The problem that most self-published authors have is the hard core focus on achieving a particular word count ( I see it all the time on both my Facebook and Instagram feeds of authors shouting from the rooftops, "Hit that 10k today! Let's get it! On my way to 60k!) and as much we like to celebrate the fact that we are getting closer towards our goals, completing a manuscript with repetitive verbiage or "filler" words will leave you with 50+ plus words and an empty manuscript.
All "Setting the Tone" refers to is the "attitude your writing employs" (please see: Tone in Writing: What It Is and How to Create Different Tones in Writing (grammarly.com). This means that the word choice, the actions and scenarios created, punctuation (if someone is wailing or demonstrating a high level of emotion, consider what you would use to reflect that: an exclamation point, a period, a hyphen even? Ask yourself that question as you write out the scene) invoke an emotion in the reader and by setting the tone, you provide the reader some insight on the direction your story is headed towards; it creates an emotional shift in the story, for better speaking.

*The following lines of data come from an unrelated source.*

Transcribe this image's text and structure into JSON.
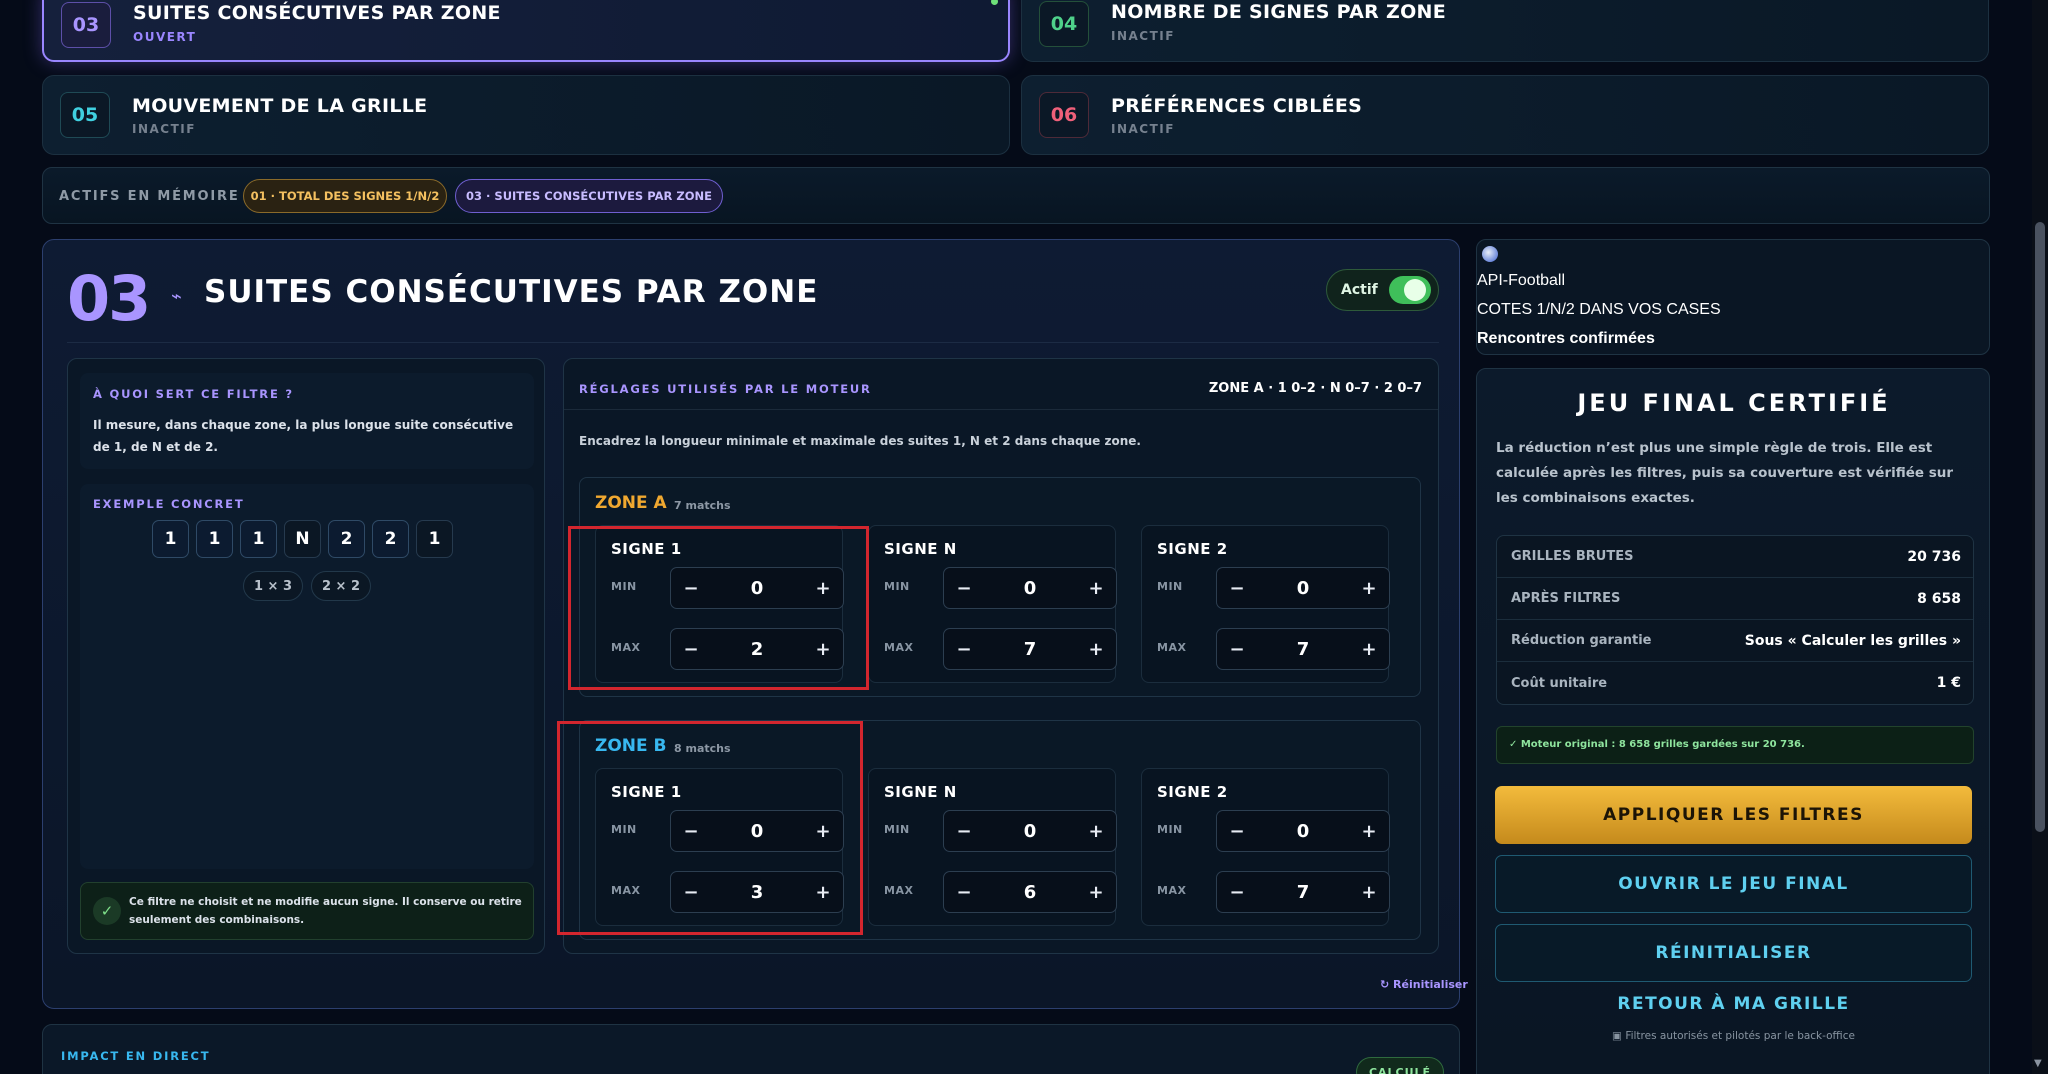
{
  "filters": [
    {
      "num": "03",
      "title": "SUITES CONSÉCUTIVES PAR ZONE",
      "status": "OUVERT",
      "color": "#a995ff"
    },
    {
      "num": "04",
      "title": "NOMBRE DE SIGNES PAR ZONE",
      "status": "INACTIF",
      "color": "#4fd18a"
    },
    {
      "num": "05",
      "title": "MOUVEMENT DE LA GRILLE",
      "status": "INACTIF",
      "color": "#40d0e0"
    },
    {
      "num": "06",
      "title": "PRÉFÉRENCES CIBLÉES",
      "status": "INACTIF",
      "color": "#f0607a"
    }
  ],
  "memory": {
    "label": "ACTIFS EN MÉMOIRE",
    "chips": [
      "01 · TOTAL DES SIGNES 1/N/2",
      "03 · SUITES CONSÉCUTIVES PAR ZONE"
    ]
  },
  "panel": {
    "num": "03",
    "title": "SUITES CONSÉCUTIVES PAR ZONE",
    "toggle_label": "Actif",
    "toggle_on": true,
    "info_title": "À QUOI SERT CE FILTRE ?",
    "info_text": "Il mesure, dans chaque zone, la plus longue suite consécutive de 1, de N et de 2.",
    "example_title": "EXEMPLE CONCRET",
    "example_chain": [
      "1",
      "1",
      "1",
      "N",
      "2",
      "2",
      "1"
    ],
    "example_runs": [
      "1 × 3",
      "2 × 2"
    ],
    "note": "Ce filtre ne choisit et ne modifie aucun signe. Il conserve ou retire seulement des combinaisons.",
    "settings_title": "RÉGLAGES UTILISÉS PAR LE MOTEUR",
    "settings_summary": "ZONE A · 1 0–2 · N 0–7 · 2 0–7",
    "settings_desc": "Encadrez la longueur minimale et maximale des suites 1, N et 2 dans chaque zone.",
    "min_label": "MIN",
    "max_label": "MAX",
    "zones": [
      {
        "name": "ZONE A",
        "count": "7 matchs",
        "color": "#f0a830",
        "signs": [
          {
            "label": "SIGNE 1",
            "min": "0",
            "max": "2"
          },
          {
            "label": "SIGNE N",
            "min": "0",
            "max": "7"
          },
          {
            "label": "SIGNE 2",
            "min": "0",
            "max": "7"
          }
        ]
      },
      {
        "name": "ZONE B",
        "count": "8 matchs",
        "color": "#38b8f0",
        "signs": [
          {
            "label": "SIGNE 1",
            "min": "0",
            "max": "3"
          },
          {
            "label": "SIGNE N",
            "min": "0",
            "max": "6"
          },
          {
            "label": "SIGNE 2",
            "min": "0",
            "max": "7"
          }
        ]
      }
    ],
    "reset_link": "↻ Réinitialiser"
  },
  "impact": {
    "title": "IMPACT EN DIRECT",
    "badge": "CALCULÉ"
  },
  "api": {
    "provider": "API-Football",
    "line1": "COTES 1/N/2 DANS VOS CASES",
    "line2": "Rencontres confirmées"
  },
  "final": {
    "title": "JEU FINAL CERTIFIÉ",
    "desc": "La réduction n’est plus une simple règle de trois. Elle est calculée après les filtres, puis sa couverture est vérifiée sur les combinaisons exactes.",
    "stats": [
      {
        "k": "GRILLES BRUTES",
        "v": "20 736"
      },
      {
        "k": "APRÈS FILTRES",
        "v": "8 658"
      },
      {
        "k": "Réduction garantie",
        "v": "Sous « Calculer les grilles »"
      },
      {
        "k": "Coût unitaire",
        "v": "1 €"
      }
    ],
    "engine_note": "✓ Moteur original : 8 658 grilles gardées sur 20 736.",
    "apply": "APPLIQUER LES FILTRES",
    "open": "OUVRIR LE JEU FINAL",
    "reset": "RÉINITIALISER",
    "back": "RETOUR À MA GRILLE",
    "footer": "Filtres autorisés et pilotés par le back-office"
  },
  "colors": {
    "accent": "#a995ff",
    "gold": "#f0a830",
    "blue": "#38b8f0",
    "green": "#4fd18a"
  }
}
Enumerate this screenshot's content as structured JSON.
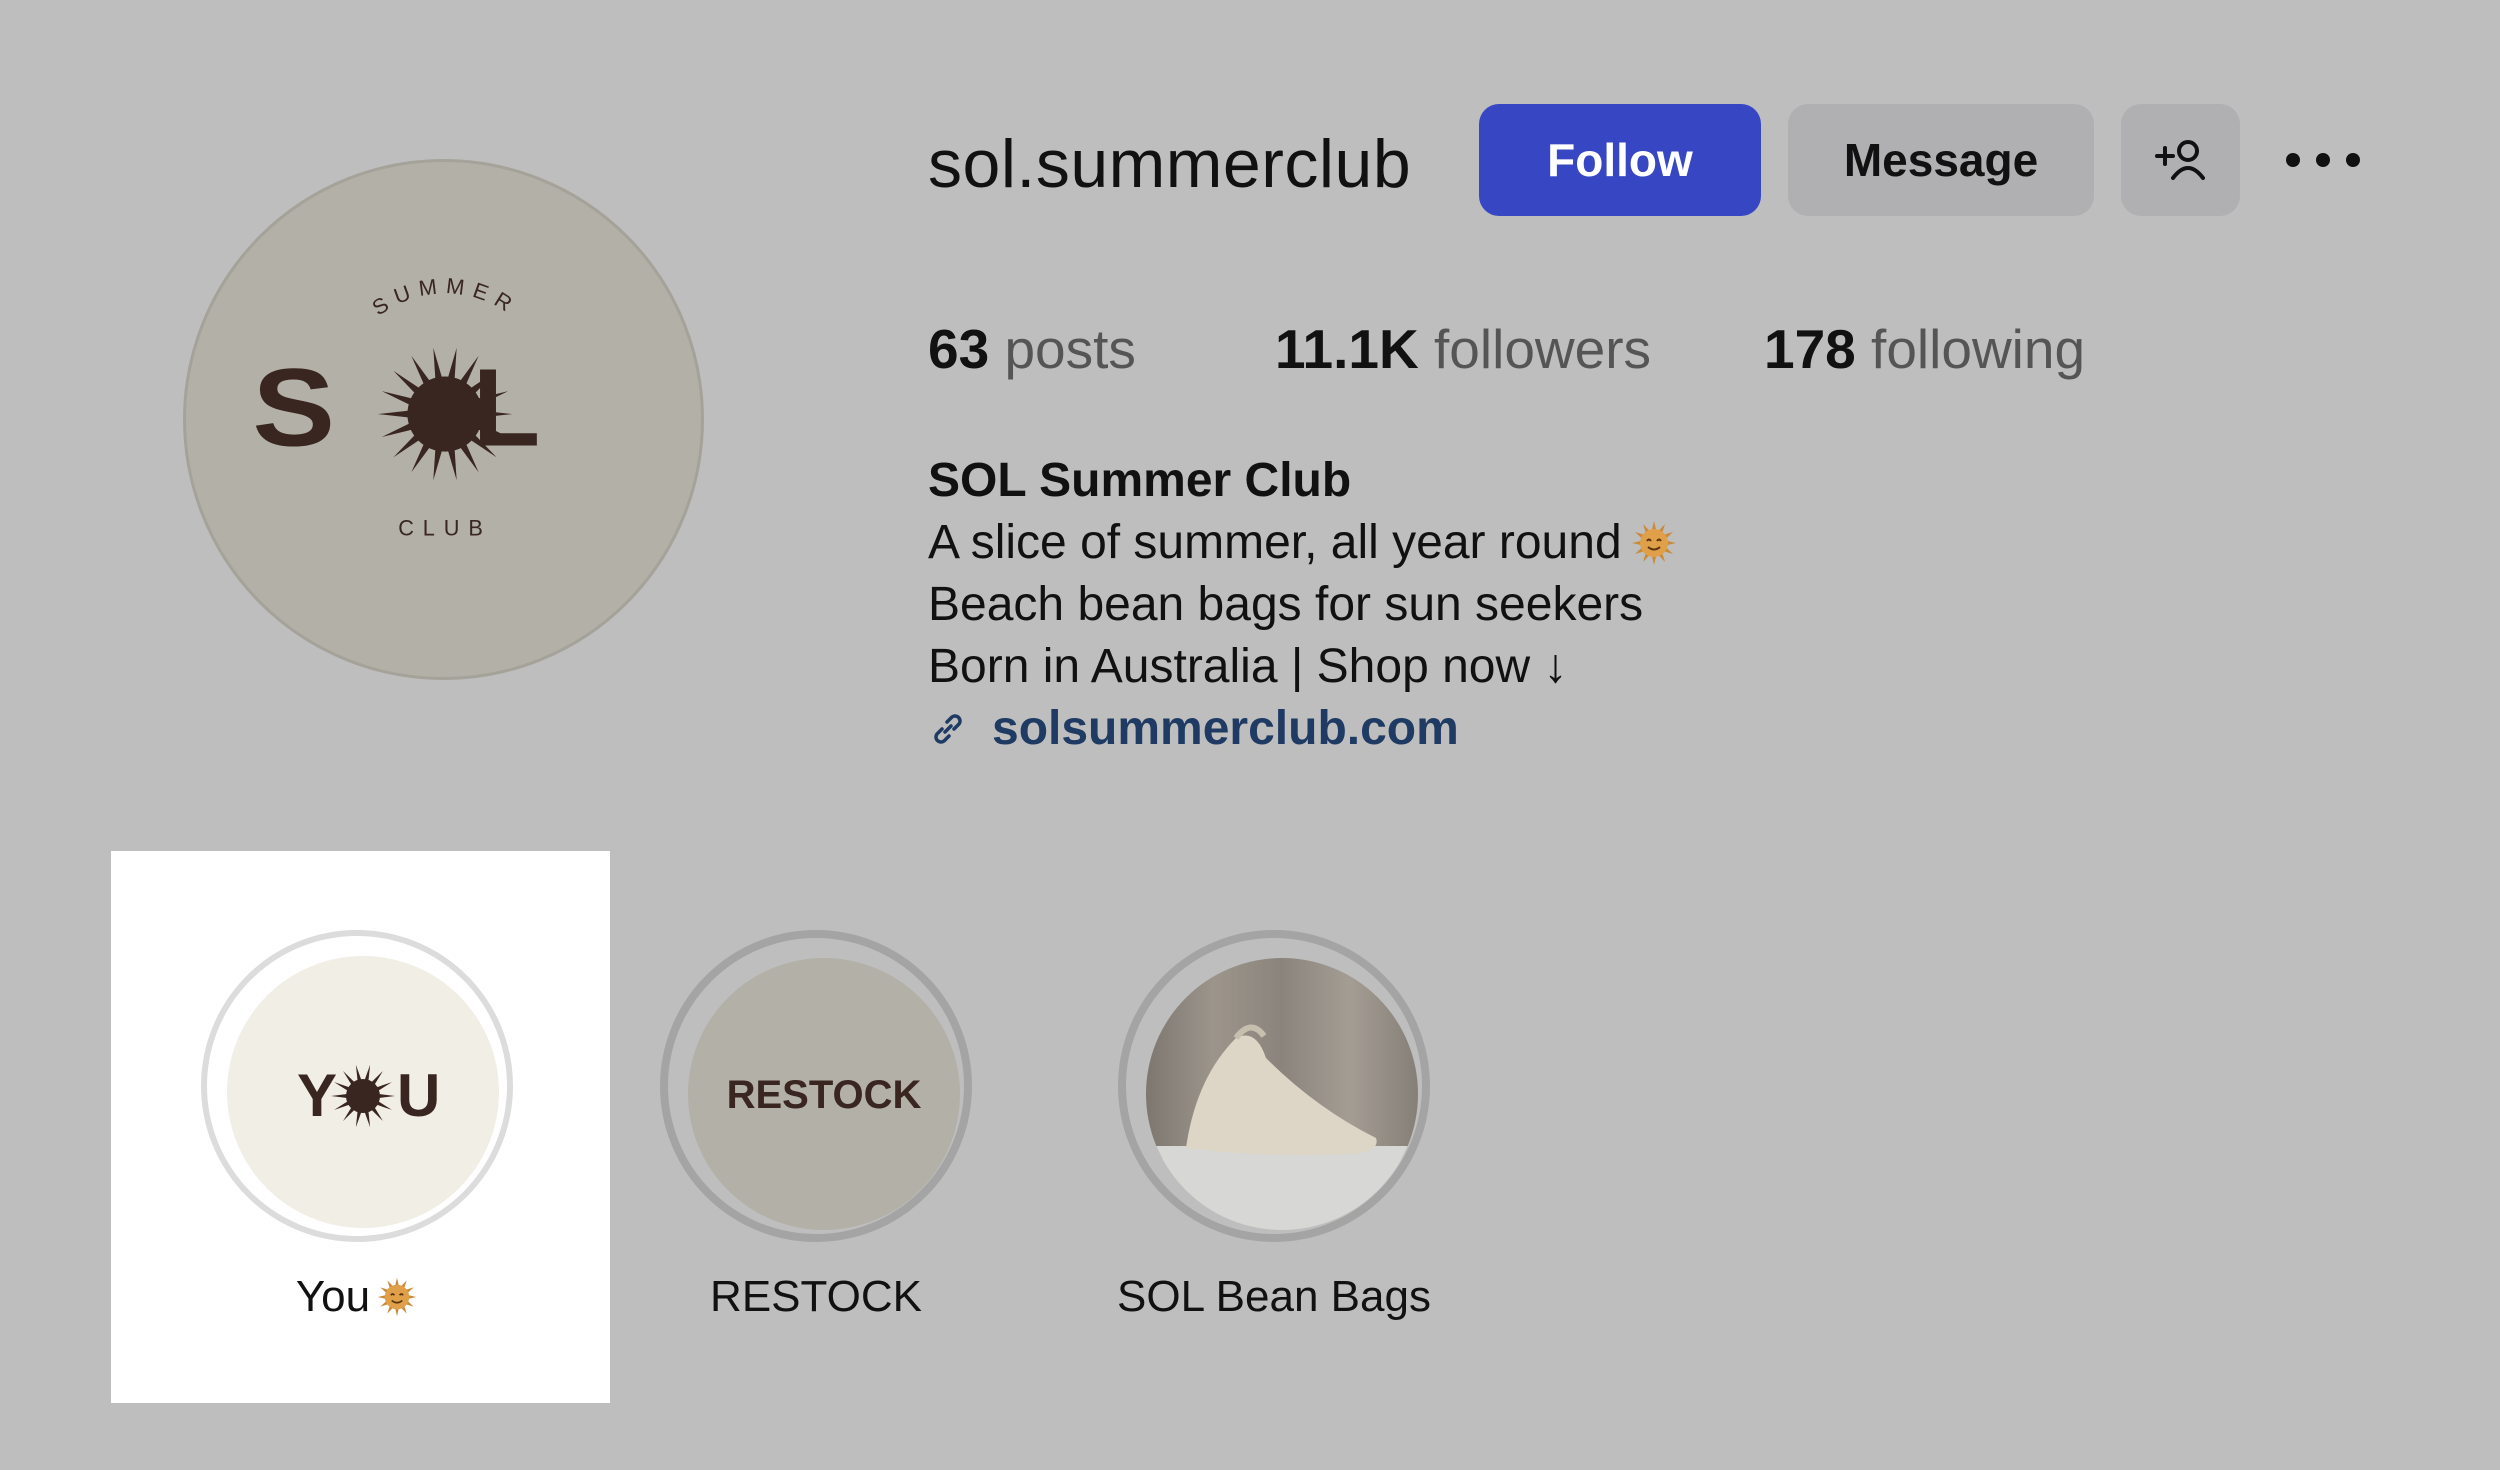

The key to figuring out the tone is to ask yourself "what kind of story am I writing?" "What genre is this? Romance? Horror? General Fiction? Nonfiction?" Now of course, depending on the genre of your work, the tone may change moment to moment. It all depends on the direction of your character(s) and in the case of nonfiction, the tone is usually considered "informal" being that information is being provided to the reader (of course, in nonfiction works, author biasness is what would be discussed. I may cover that in a later blog.) There are fictional tales where there is a dominant tone, such as the case of Edgar Allen Poe's The Tell-Tale Heart. From my perspective, the word choice that came to my mind at the thought of that story was dark or depressive. I did a quick Google search (gotta give the credit where it is due) to see what others had to say about the tone of that story and the commenter said, "The narrator's tone in 'The Tell-Tale Heart' can be described as agitated, defensive and manic" (see e-notes.com about Tell-Tale Heart) and according to Teen Ink website from a 2018 article, the commenter said, "Poe gets this mood to the reader using a depressing tone, one seen in many of his works. His dark writing style is reflected through the dark and depressing tones he uses, to get similar moods across the readers."
What mood(s) are you hoping to inspire from your readers? Is the goal to make them laugh or cry their way throughout the story? Or are you hoping to take them on an emotional rollercoaster that will leave them winded, exhausted but pleasantly pleased by the time the reach the closing statement of your book? As a matter of fact, to better understand tone setting, think about the books that you read and which stories triggered a particular emotional response or even mood. Go back to those books and review the sentence structure, grammar choices, and the overall scenes that created your emotional response.
Until next time...